Special educational needs children, making sure they’re focused on task and need additional help as well.

Shelley Sykes  (08:44):

And so we’re really a team. Between us, we’ll make sure that the children’s learning cycle is progressing, where he’s feeding back to me their learning and I’m then applying it into my future planning. He makes the learning fun. You can hear when he’s working in a group of children, they’re laughing. And so I think that that’s a nice … On dress-up days, he’ll always come in with a fantastic outfit. So he’s a good … an element of humor.

Jo Marceau (09:09):

I lead the art class on a Monday afternoon and I assist in the art class on a Tuesday afternoon. That’s primarily because my interest is in art and I’ve done a lot of that with the children and run an after school club.

Nikki Sawyer (09:25):
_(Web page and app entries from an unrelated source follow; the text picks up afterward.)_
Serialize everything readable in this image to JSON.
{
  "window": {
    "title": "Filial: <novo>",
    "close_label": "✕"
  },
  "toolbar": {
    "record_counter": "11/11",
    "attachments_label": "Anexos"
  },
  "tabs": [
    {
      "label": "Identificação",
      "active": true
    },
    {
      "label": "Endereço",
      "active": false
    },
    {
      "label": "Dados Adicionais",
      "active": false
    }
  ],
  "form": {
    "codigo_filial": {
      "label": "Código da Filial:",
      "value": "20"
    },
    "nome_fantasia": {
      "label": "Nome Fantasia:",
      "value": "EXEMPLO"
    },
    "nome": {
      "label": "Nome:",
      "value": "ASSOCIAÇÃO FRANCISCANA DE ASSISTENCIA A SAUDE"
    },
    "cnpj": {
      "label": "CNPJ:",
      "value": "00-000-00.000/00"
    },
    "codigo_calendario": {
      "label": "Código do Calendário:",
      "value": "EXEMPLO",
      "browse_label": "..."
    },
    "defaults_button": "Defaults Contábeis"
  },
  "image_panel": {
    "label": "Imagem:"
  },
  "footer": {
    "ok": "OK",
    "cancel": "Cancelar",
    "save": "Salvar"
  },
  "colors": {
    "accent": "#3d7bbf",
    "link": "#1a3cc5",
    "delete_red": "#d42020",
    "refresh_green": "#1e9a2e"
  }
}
I also take a group for maths and often work with a group for English as well, for literacy. We do a lot of group work with topic and other subjects like that. So I took a small group and we made a skeleton out of pipe cleaners. The main aim for today was all the children could understand what the skeleton was, how it’s useful in the body and how we would be without it. [crosstalk 00:09:50]. You’ve got lungs in there too. [crosstalk 00:09:55].

Nikki Sawyer (09:57):

And I prompted some of the children with questions and we looked at books and I got a good idea of the ones who knew a little bit more, perhaps the names of some of the bones. And also they brought in knowledge that they had from previous lessons to do with organs and things contained within the skeleton.

Sandra Cryer (10:13):

Within year one, I support all the sessions of the class. So during their PE and art, I go to different areas of the school, and it just depends which lesson they’re working on. We work as a team, and she, the teacher I work with, gives me quite a lot of responsibility. So I do like working in a carousel with children, and even often it’s mixed ability. Sometimes we try and choose children for similar ability, just to see if we can push their learning a little bit further, which we found we can do a bit better if they’re of a similar ability.



Websites – Department for Education. – The Training and Development Agency for Schools – Child Development Institute – NHS – Teachernet – Department for Education. – The Training and Development Agency for Schools


Books and Policy Papers


  • Supporting Teaching and Learning in Schools (Primary) (Burnham)  ISBN 9780435032043 (Heinemann 2010)
  • Understanding Schools as Organisations (Handy & Aitken) ISBN 9780140224900 (Penguin Books Ltd 1986)
  • Supporting Teaching and Learning in Schools (Primary) (Burnham)  ISBN 9780435032043 (Heinemann 2010)
  • A Teaching Assistant’s Guide to Child Development (Bentham) ISBN 9780415311083 (Routledge, 2003)
  • Successful School Transition (Dawrent) ISBN 9781855034358 (LDA, 2008)
  • Understanding Children and Young People: Development from 5-18 Years (Lindon) ISBN 9780340939109 (Hodder, 2010)